__REQUIRED WORK__.
Go through the data below. Pull out every line that has the word "unidad".

__INPUT RECORDS__.
---*---

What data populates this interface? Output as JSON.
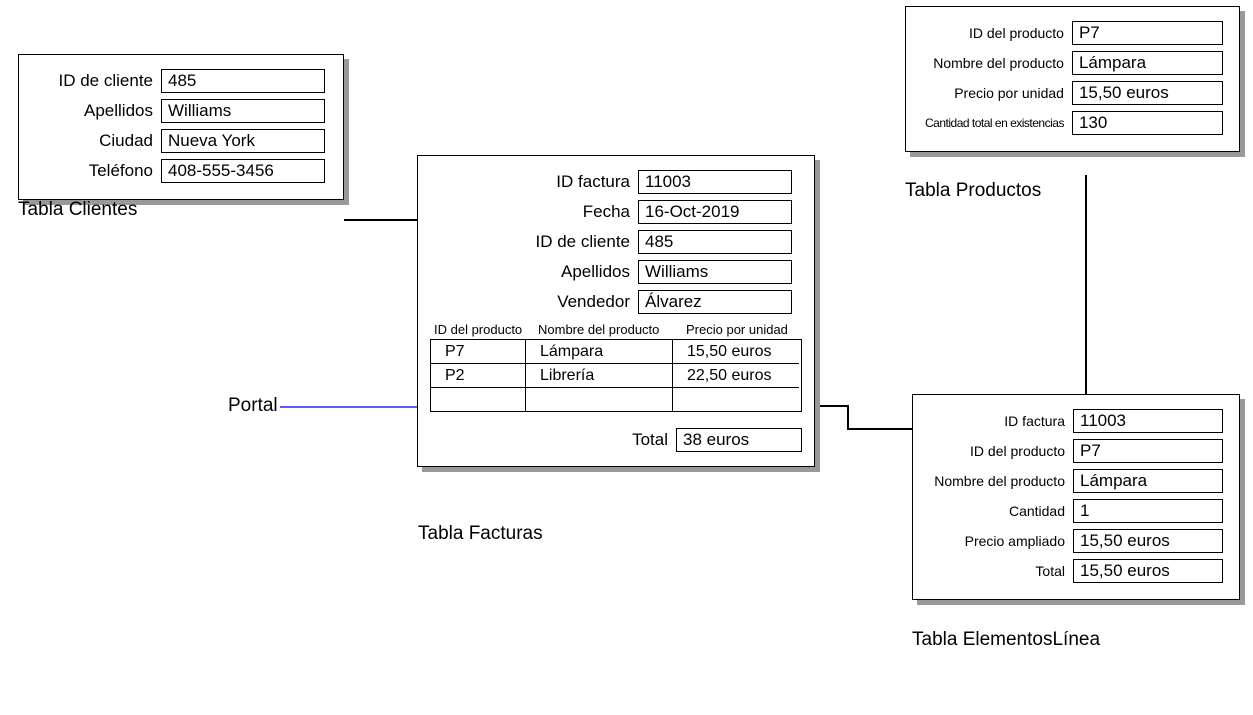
{
  "clientes": {
    "title": "Tabla Clientes",
    "fields": {
      "id_label": "ID de cliente",
      "id_value": "485",
      "apellidos_label": "Apellidos",
      "apellidos_value": "Williams",
      "ciudad_label": "Ciudad",
      "ciudad_value": "Nueva York",
      "telefono_label": "Teléfono",
      "telefono_value": "408-555-3456"
    }
  },
  "productos": {
    "title": "Tabla Productos",
    "fields": {
      "id_label": "ID del producto",
      "id_value": "P7",
      "nombre_label": "Nombre del producto",
      "nombre_value": "Lámpara",
      "precio_label": "Precio por unidad",
      "precio_value": "15,50 euros",
      "stock_label": "Cantidad total en existencias",
      "stock_value": "130"
    }
  },
  "facturas": {
    "title": "Tabla Facturas",
    "fields": {
      "id_label": "ID factura",
      "id_value": "11003",
      "fecha_label": "Fecha",
      "fecha_value": "16-Oct-2019",
      "cliente_label": "ID de cliente",
      "cliente_value": "485",
      "apellidos_label": "Apellidos",
      "apellidos_value": "Williams",
      "vendedor_label": "Vendedor",
      "vendedor_value": "Álvarez"
    },
    "portal": {
      "headers": {
        "col1": "ID del producto",
        "col2": "Nombre del producto",
        "col3": "Precio por unidad"
      },
      "rows": [
        {
          "id": "P7",
          "nombre": "Lámpara",
          "precio": "15,50 euros"
        },
        {
          "id": "P2",
          "nombre": "Librería",
          "precio": "22,50 euros"
        },
        {
          "id": "",
          "nombre": "",
          "precio": ""
        }
      ]
    },
    "total_label": "Total",
    "total_value": "38 euros"
  },
  "elementos": {
    "title": "Tabla ElementosLínea",
    "fields": {
      "factura_label": "ID factura",
      "factura_value": "11003",
      "prod_label": "ID del producto",
      "prod_value": "P7",
      "nombre_label": "Nombre del producto",
      "nombre_value": "Lámpara",
      "cant_label": "Cantidad",
      "cant_value": "1",
      "precio_label": "Precio ampliado",
      "precio_value": "15,50 euros",
      "total_label": "Total",
      "total_value": "15,50 euros"
    }
  },
  "portal_label": "Portal"
}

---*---

__RESPONSE BELOW__.
      "precio_label": "Precio por unidad",
        "col3": "Precio por unidad"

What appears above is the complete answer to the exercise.